Wednesday, November 14, 2007

The DMCA and The New HEA

I am feeling a bit like New Kid today--pretty cranky--and I was going to write something random, but I wanted to comment a bit more on the proposed House legislation that would require colleges and universities to provide legal options for downloading music and require them to have a plan to prevent illegal downloading. Dean Dad already expresses some good reasons why the bill is a bad idea. His commenters, however, don't seem to completely understand the law nor how networks work enough to know how crazy this really is.

One commenter notes that higher ed moves too slowly for this to get implemented. By the time it gets out of committee, they suggest, the provision will be dead. Unfortunately, at many institutions, technology decisions such as these don't go through faculty committee. Software and hardware purchases (big ones) are made all the time without any faculty input. Sometimes the IT department may try to get input and the faculty say, whatever, we don't understand what you're saying so just do what you need to do. This varies by school, obviously, but I'm in touch with enough schools to know it's not unusual.

Another commenter suggests that students should get the music from the library. If they rip that music and make a copy for themselves, that's illegal. At least as I interpret the law. I also feel that copying a whole book for yourself would be illegal.

Another commenter says "If somebody is breaking the law, call the police. Throw the book at them. If they're not, get the hell out and leave them alone." This is more complicated than it might seem. When someone's "caught" "downloading," they're actually not caught downloading at all. They're caught sharing their music. Most p2p programs having a shared folder which is "on" by default. Some programs ask where your music is stored and share that instead or in addition to the folder where the downloads go. It's possible to have not downloaded anything, in fact, and be sharing your whole music collection for others to download. And that is illegal. Secondly, when someone is caught sharing, all the RIAA or other agent has is an ip address and a time-date stamp for when the activity allegedly took place. They need the colleges to provide them with identifying information in order to "call the police." Right now, the DMCA protects all isps from being liable for illegal activity on their network as long as they forward any notices about the activity to the user associated with the ip address. This is why as the commenter says, "it seems to be the college's responsibility to do something about it." The way the law is written and interpreted now, if we don't, they will come sue us. This has not been really tested yet, so no one knows for sure if that's what would happen, but that's the assumption. One way this could work is for the RIAA to be required to submit subpoenas for every violation. That's a much more time-consuming and costly process for them, so they're not inclined to do that. From our perspective the work load is the same whether we get a subpoena or not.
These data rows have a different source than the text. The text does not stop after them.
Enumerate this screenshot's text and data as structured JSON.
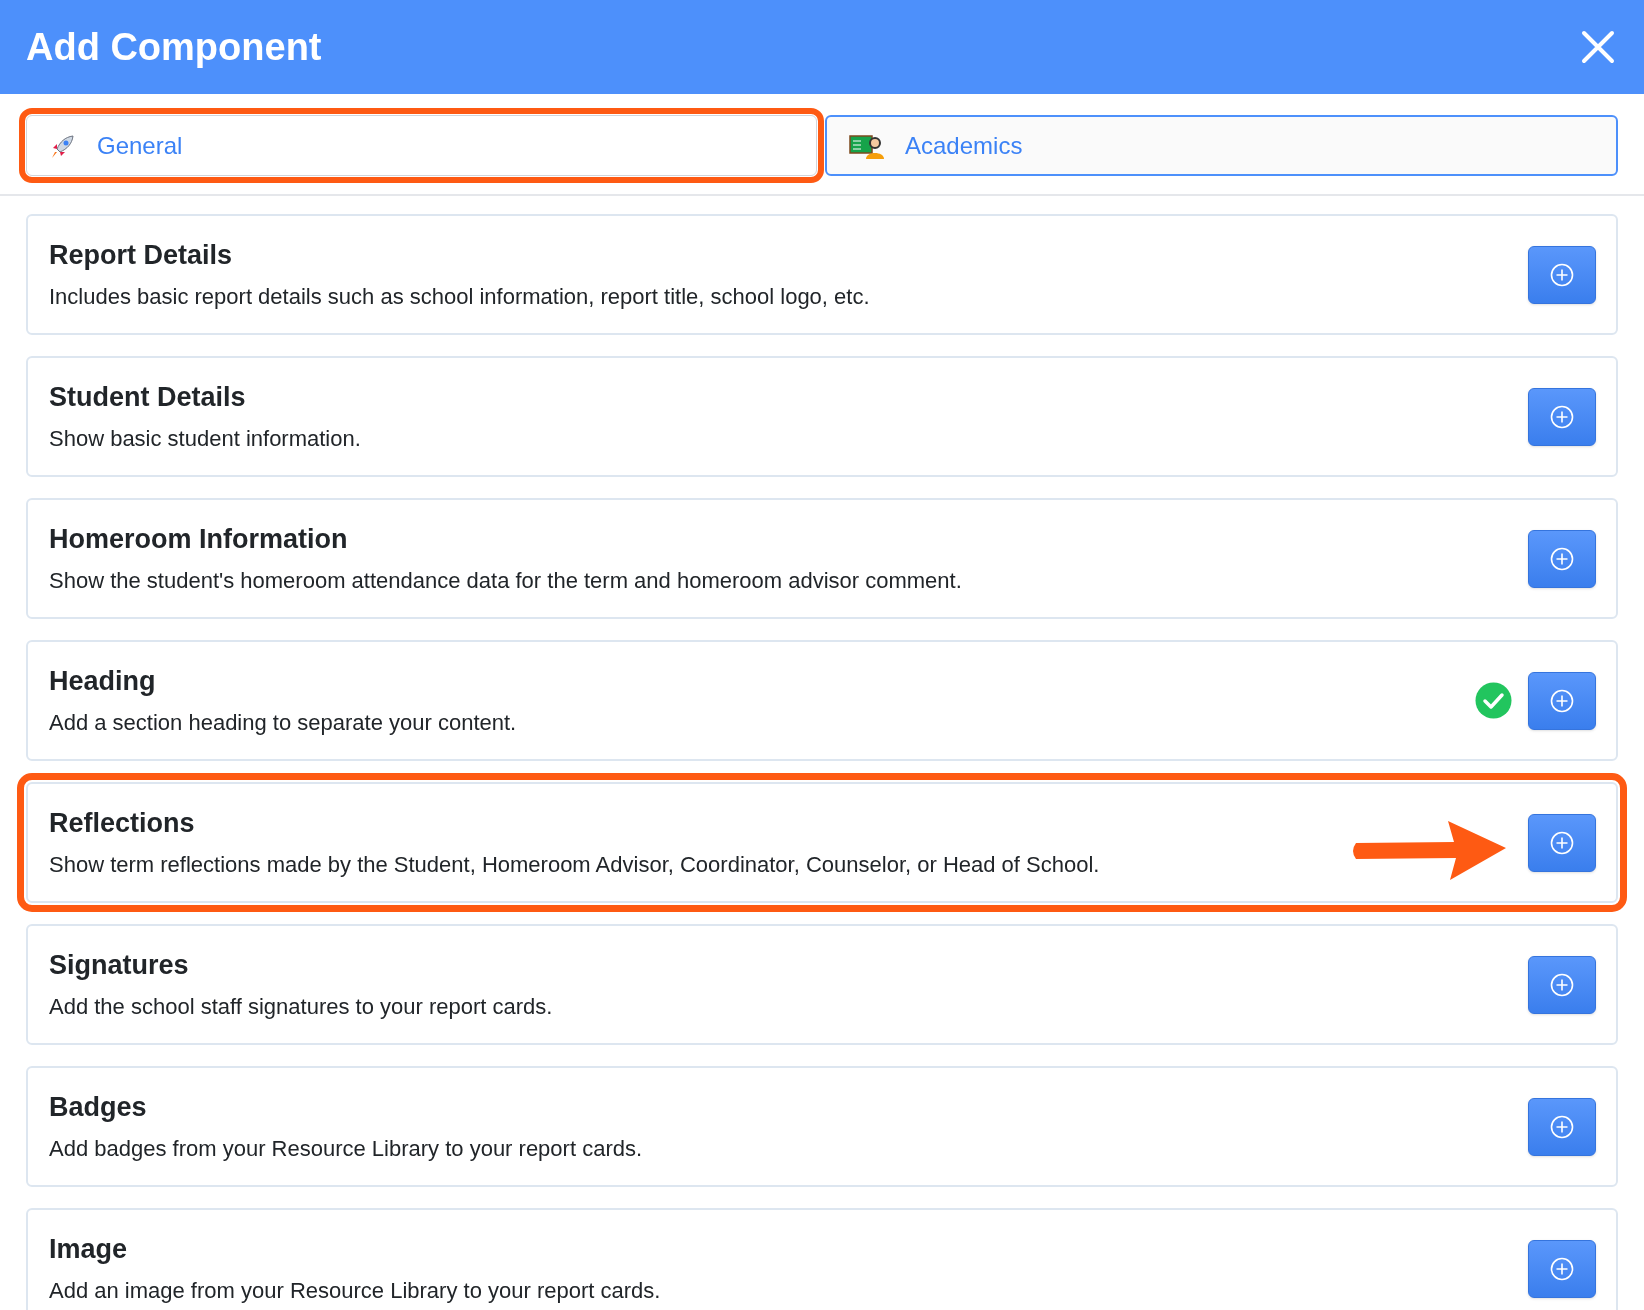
{
  "dialog": {
    "title": "Add Component"
  },
  "tabs": [
    {
      "label": "General",
      "selected": true,
      "highlighted": true
    },
    {
      "label": "Academics",
      "selected": false,
      "highlighted": false
    }
  ],
  "components": [
    {
      "title": "Report Details",
      "description": "Includes basic report details such as school information, report title, school logo, etc.",
      "added": false,
      "highlighted": false
    },
    {
      "title": "Student Details",
      "description": "Show basic student information.",
      "added": false,
      "highlighted": false
    },
    {
      "title": "Homeroom Information",
      "description": "Show the student's homeroom attendance data for the term and homeroom advisor comment.",
      "added": false,
      "highlighted": false
    },
    {
      "title": "Heading",
      "description": "Add a section heading to separate your content.",
      "added": true,
      "highlighted": false
    },
    {
      "title": "Reflections",
      "description": "Show term reflections made by the Student, Homeroom Advisor, Coordinator, Counselor, or Head of School.",
      "added": false,
      "highlighted": true
    },
    {
      "title": "Signatures",
      "description": "Add the school staff signatures to your report cards.",
      "added": false,
      "highlighted": false
    },
    {
      "title": "Badges",
      "description": "Add badges from your Resource Library to your report cards.",
      "added": false,
      "highlighted": false
    },
    {
      "title": "Image",
      "description": "Add an image from your Resource Library to your report cards.",
      "added": false,
      "highlighted": false
    }
  ]
}
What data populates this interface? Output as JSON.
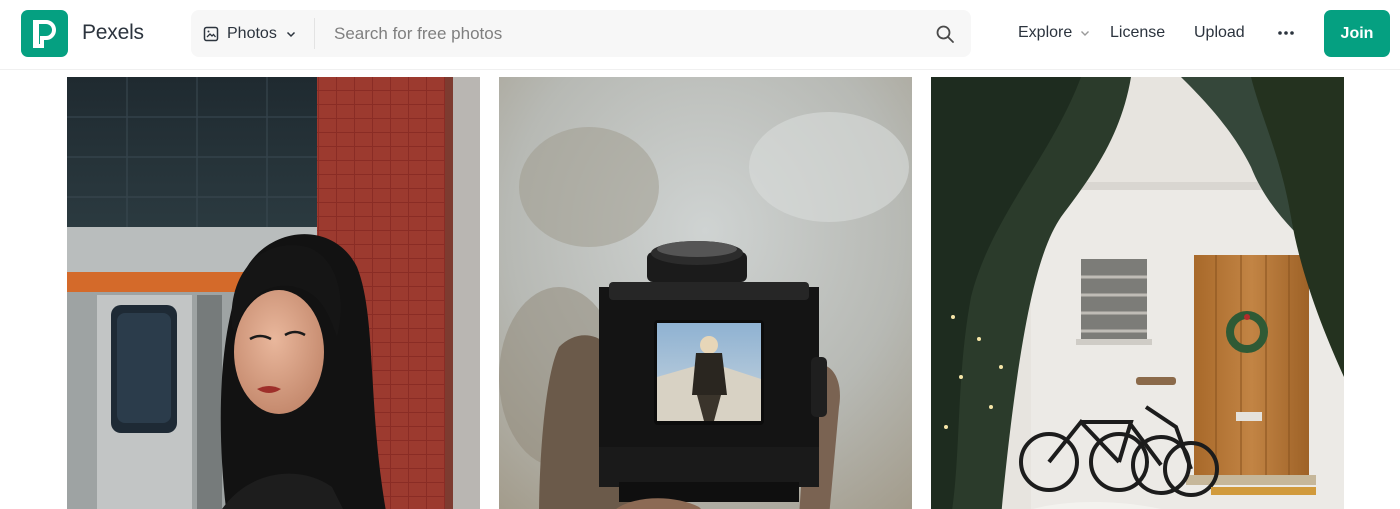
{
  "brand": {
    "name": "Pexels",
    "color": "#05a081"
  },
  "search": {
    "type_label": "Photos",
    "placeholder": "Search for free photos",
    "icons": [
      "image-icon",
      "chevron-down-icon",
      "search-icon"
    ]
  },
  "nav": {
    "explore": "Explore",
    "license": "License",
    "upload": "Upload",
    "more_icon": "more-horizontal-icon",
    "join": "Join"
  },
  "photos": [
    {
      "subject": "woman-by-red-tile-wall-and-train"
    },
    {
      "subject": "hand-holding-twin-lens-camera"
    },
    {
      "subject": "white-house-with-bicycles-and-trees"
    }
  ]
}
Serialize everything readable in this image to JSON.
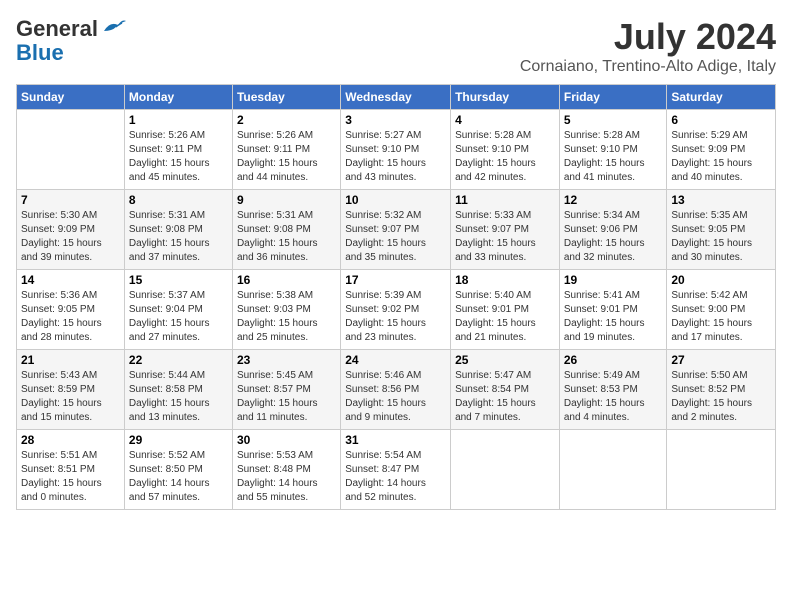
{
  "logo": {
    "line1a": "General",
    "line1b": "Blue"
  },
  "title": "July 2024",
  "location": "Cornaiano, Trentino-Alto Adige, Italy",
  "weekdays": [
    "Sunday",
    "Monday",
    "Tuesday",
    "Wednesday",
    "Thursday",
    "Friday",
    "Saturday"
  ],
  "weeks": [
    [
      {
        "day": "",
        "info": ""
      },
      {
        "day": "1",
        "info": "Sunrise: 5:26 AM\nSunset: 9:11 PM\nDaylight: 15 hours\nand 45 minutes."
      },
      {
        "day": "2",
        "info": "Sunrise: 5:26 AM\nSunset: 9:11 PM\nDaylight: 15 hours\nand 44 minutes."
      },
      {
        "day": "3",
        "info": "Sunrise: 5:27 AM\nSunset: 9:10 PM\nDaylight: 15 hours\nand 43 minutes."
      },
      {
        "day": "4",
        "info": "Sunrise: 5:28 AM\nSunset: 9:10 PM\nDaylight: 15 hours\nand 42 minutes."
      },
      {
        "day": "5",
        "info": "Sunrise: 5:28 AM\nSunset: 9:10 PM\nDaylight: 15 hours\nand 41 minutes."
      },
      {
        "day": "6",
        "info": "Sunrise: 5:29 AM\nSunset: 9:09 PM\nDaylight: 15 hours\nand 40 minutes."
      }
    ],
    [
      {
        "day": "7",
        "info": "Sunrise: 5:30 AM\nSunset: 9:09 PM\nDaylight: 15 hours\nand 39 minutes."
      },
      {
        "day": "8",
        "info": "Sunrise: 5:31 AM\nSunset: 9:08 PM\nDaylight: 15 hours\nand 37 minutes."
      },
      {
        "day": "9",
        "info": "Sunrise: 5:31 AM\nSunset: 9:08 PM\nDaylight: 15 hours\nand 36 minutes."
      },
      {
        "day": "10",
        "info": "Sunrise: 5:32 AM\nSunset: 9:07 PM\nDaylight: 15 hours\nand 35 minutes."
      },
      {
        "day": "11",
        "info": "Sunrise: 5:33 AM\nSunset: 9:07 PM\nDaylight: 15 hours\nand 33 minutes."
      },
      {
        "day": "12",
        "info": "Sunrise: 5:34 AM\nSunset: 9:06 PM\nDaylight: 15 hours\nand 32 minutes."
      },
      {
        "day": "13",
        "info": "Sunrise: 5:35 AM\nSunset: 9:05 PM\nDaylight: 15 hours\nand 30 minutes."
      }
    ],
    [
      {
        "day": "14",
        "info": "Sunrise: 5:36 AM\nSunset: 9:05 PM\nDaylight: 15 hours\nand 28 minutes."
      },
      {
        "day": "15",
        "info": "Sunrise: 5:37 AM\nSunset: 9:04 PM\nDaylight: 15 hours\nand 27 minutes."
      },
      {
        "day": "16",
        "info": "Sunrise: 5:38 AM\nSunset: 9:03 PM\nDaylight: 15 hours\nand 25 minutes."
      },
      {
        "day": "17",
        "info": "Sunrise: 5:39 AM\nSunset: 9:02 PM\nDaylight: 15 hours\nand 23 minutes."
      },
      {
        "day": "18",
        "info": "Sunrise: 5:40 AM\nSunset: 9:01 PM\nDaylight: 15 hours\nand 21 minutes."
      },
      {
        "day": "19",
        "info": "Sunrise: 5:41 AM\nSunset: 9:01 PM\nDaylight: 15 hours\nand 19 minutes."
      },
      {
        "day": "20",
        "info": "Sunrise: 5:42 AM\nSunset: 9:00 PM\nDaylight: 15 hours\nand 17 minutes."
      }
    ],
    [
      {
        "day": "21",
        "info": "Sunrise: 5:43 AM\nSunset: 8:59 PM\nDaylight: 15 hours\nand 15 minutes."
      },
      {
        "day": "22",
        "info": "Sunrise: 5:44 AM\nSunset: 8:58 PM\nDaylight: 15 hours\nand 13 minutes."
      },
      {
        "day": "23",
        "info": "Sunrise: 5:45 AM\nSunset: 8:57 PM\nDaylight: 15 hours\nand 11 minutes."
      },
      {
        "day": "24",
        "info": "Sunrise: 5:46 AM\nSunset: 8:56 PM\nDaylight: 15 hours\nand 9 minutes."
      },
      {
        "day": "25",
        "info": "Sunrise: 5:47 AM\nSunset: 8:54 PM\nDaylight: 15 hours\nand 7 minutes."
      },
      {
        "day": "26",
        "info": "Sunrise: 5:49 AM\nSunset: 8:53 PM\nDaylight: 15 hours\nand 4 minutes."
      },
      {
        "day": "27",
        "info": "Sunrise: 5:50 AM\nSunset: 8:52 PM\nDaylight: 15 hours\nand 2 minutes."
      }
    ],
    [
      {
        "day": "28",
        "info": "Sunrise: 5:51 AM\nSunset: 8:51 PM\nDaylight: 15 hours\nand 0 minutes."
      },
      {
        "day": "29",
        "info": "Sunrise: 5:52 AM\nSunset: 8:50 PM\nDaylight: 14 hours\nand 57 minutes."
      },
      {
        "day": "30",
        "info": "Sunrise: 5:53 AM\nSunset: 8:48 PM\nDaylight: 14 hours\nand 55 minutes."
      },
      {
        "day": "31",
        "info": "Sunrise: 5:54 AM\nSunset: 8:47 PM\nDaylight: 14 hours\nand 52 minutes."
      },
      {
        "day": "",
        "info": ""
      },
      {
        "day": "",
        "info": ""
      },
      {
        "day": "",
        "info": ""
      }
    ]
  ]
}
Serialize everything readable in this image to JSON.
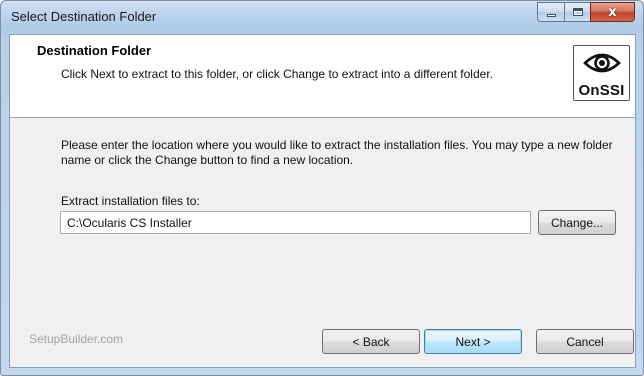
{
  "window": {
    "title": "Select Destination Folder",
    "close_glyph": "x"
  },
  "header": {
    "title": "Destination Folder",
    "description": "Click Next to extract to this folder, or click Change to extract into a different folder.",
    "logo_text": "OnSSI"
  },
  "main": {
    "instructions": "Please enter the location where you would like to extract the installation files. You may type a new folder name or click the Change button to find a new location.",
    "extract_label": "Extract installation files to:",
    "extract_path": "C:\\Ocularis CS Installer",
    "change_label": "Change..."
  },
  "footer": {
    "brand": "SetupBuilder.com",
    "back_label": "< Back",
    "next_label": "Next >",
    "cancel_label": "Cancel"
  },
  "colors": {
    "title_bar": "#bcd3ec",
    "close_button": "#c2432a",
    "default_button_border": "#3c7fb1"
  }
}
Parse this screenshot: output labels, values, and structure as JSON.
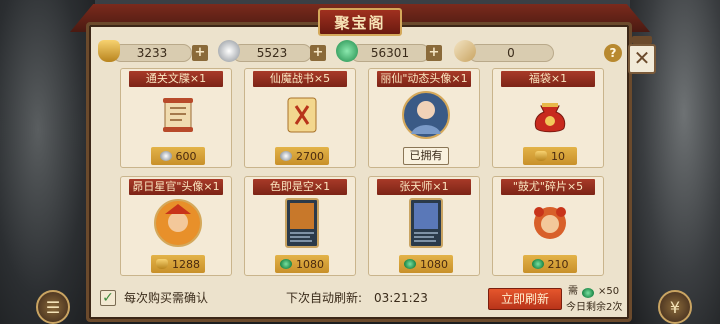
{
  "title": "聚宝阁",
  "resources": [
    {
      "icon": "gold-ingot-icon",
      "value": "3233"
    },
    {
      "icon": "silver-coin-icon",
      "value": "5523"
    },
    {
      "icon": "jade-icon",
      "value": "56301"
    },
    {
      "icon": "scroll-token-icon",
      "value": "0"
    }
  ],
  "help_label": "?",
  "cards": [
    {
      "title": "通关文牒×1",
      "icon": "scroll-icon",
      "price_icon": "silver-coin-icon",
      "price": "600"
    },
    {
      "title": "仙魔战书×5",
      "icon": "war-letter-icon",
      "price_icon": "silver-coin-icon",
      "price": "2700"
    },
    {
      "title": "丽仙\"动态头像×1",
      "icon": "portrait-icon",
      "owned_label": "已拥有"
    },
    {
      "title": "福袋×1",
      "icon": "lucky-bag-icon",
      "price_icon": "gold-ingot-icon",
      "price": "10"
    },
    {
      "title": "昴日星官\"头像×1",
      "icon": "avatar-icon",
      "price_icon": "gold-ingot-icon",
      "price": "1288"
    },
    {
      "title": "色即是空×1",
      "icon": "card-icon",
      "price_icon": "jade-icon",
      "price": "1080"
    },
    {
      "title": "张天师×1",
      "icon": "card-icon",
      "price_icon": "jade-icon",
      "price": "1080"
    },
    {
      "title": "\"鼓尤\"碎片×5",
      "icon": "fragment-icon",
      "price_icon": "jade-icon",
      "price": "210"
    }
  ],
  "footer": {
    "confirm_label": "每次购买需确认",
    "auto_refresh_label": "下次自动刷新:",
    "timer": "03:21:23",
    "refresh_button": "立即刷新",
    "cost_prefix": "需",
    "cost_value": "×50",
    "remaining_label": "今日剩余2次"
  },
  "colors": {
    "title_red": "#7c2416",
    "price_gold": "#c8902a",
    "parchment": "#ece2cc",
    "refresh_orange": "#e5562c"
  }
}
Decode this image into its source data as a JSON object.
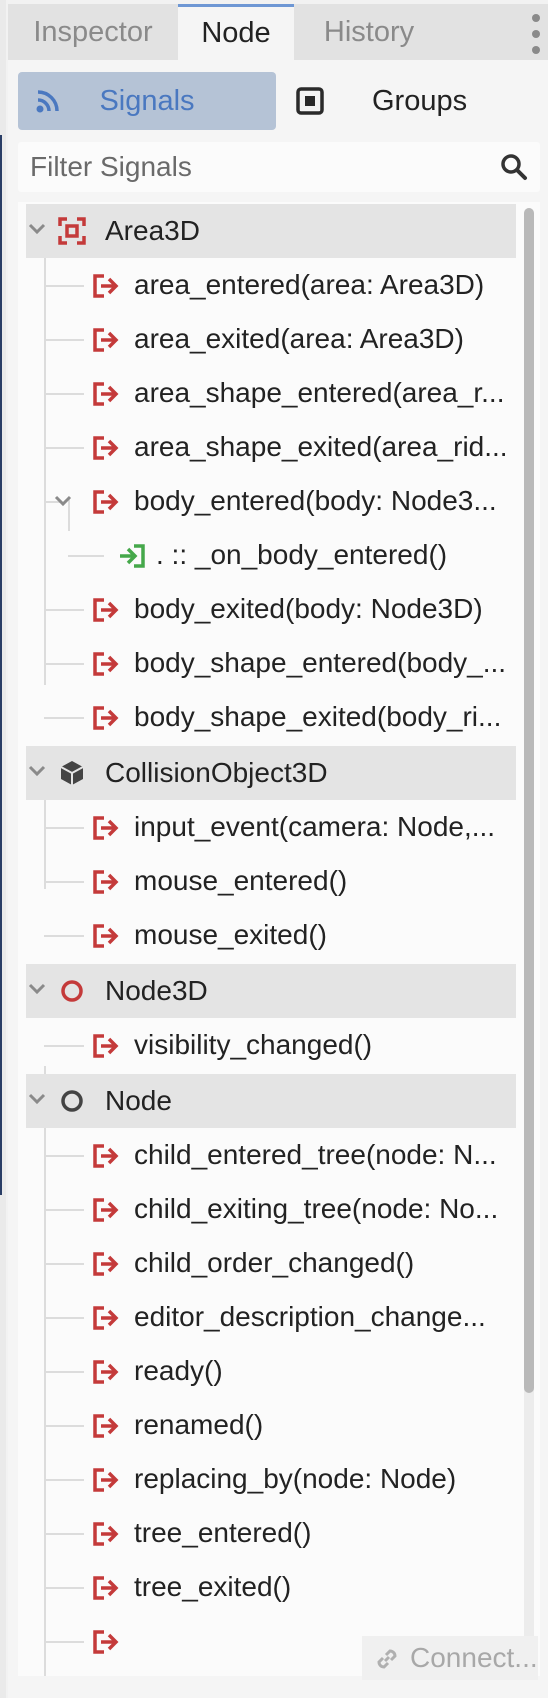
{
  "tabs": [
    {
      "label": "Inspector",
      "active": false
    },
    {
      "label": "Node",
      "active": true
    },
    {
      "label": "History",
      "active": false
    }
  ],
  "mode_toggle": {
    "signals_label": "Signals",
    "groups_label": "Groups",
    "selected": "Signals"
  },
  "filter": {
    "placeholder": "Filter Signals",
    "value": ""
  },
  "tree": {
    "sections": [
      {
        "class_name": "Area3D",
        "icon": "area3d-icon",
        "expanded": true,
        "signals": [
          {
            "label": "area_entered(area: Area3D)"
          },
          {
            "label": "area_exited(area: Area3D)"
          },
          {
            "label": "area_shape_entered(area_r..."
          },
          {
            "label": "area_shape_exited(area_rid..."
          },
          {
            "label": "body_entered(body: Node3...",
            "expanded": true,
            "connections": [
              ". :: _on_body_entered()"
            ]
          },
          {
            "label": "body_exited(body: Node3D)"
          },
          {
            "label": "body_shape_entered(body_..."
          },
          {
            "label": "body_shape_exited(body_ri..."
          }
        ]
      },
      {
        "class_name": "CollisionObject3D",
        "icon": "collision-object3d-icon",
        "expanded": true,
        "signals": [
          {
            "label": "input_event(camera: Node,..."
          },
          {
            "label": "mouse_entered()"
          },
          {
            "label": "mouse_exited()"
          }
        ]
      },
      {
        "class_name": "Node3D",
        "icon": "node3d-icon",
        "expanded": true,
        "signals": [
          {
            "label": "visibility_changed()"
          }
        ]
      },
      {
        "class_name": "Node",
        "icon": "node-icon",
        "expanded": true,
        "signals": [
          {
            "label": "child_entered_tree(node: N..."
          },
          {
            "label": "child_exiting_tree(node: No..."
          },
          {
            "label": "child_order_changed()"
          },
          {
            "label": "editor_description_change..."
          },
          {
            "label": "ready()"
          },
          {
            "label": "renamed()"
          },
          {
            "label": "replacing_by(node: Node)"
          },
          {
            "label": "tree_entered()"
          },
          {
            "label": "tree_exited()"
          }
        ]
      }
    ]
  },
  "footer": {
    "connect_label": "Connect...",
    "connect_enabled": false
  },
  "colors": {
    "accent": "#6e97d4",
    "signal_icon": "#c43a3a",
    "connection_icon": "#45a84a",
    "selected_button_bg": "#b5c3d6",
    "section_bg": "#e4e4e4"
  }
}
Who knows what they mean by providing legal alternatives for downloading. It could very well mean providing access to iTunes by just installing it on the public machines. Or it could mean requiring a subscription service. Preventing illegal downloading would be difficult and costly. Dean Dad's right, both of these would be onerous in some places. Maybe some of the richer schools would be able to do this but many schools couldn't afford it. I concur with Dean Dad: "I'd rather spend public aid to higher education on scientific research and faculty and libraries and tutoring and daycare and textbooks than on Napster."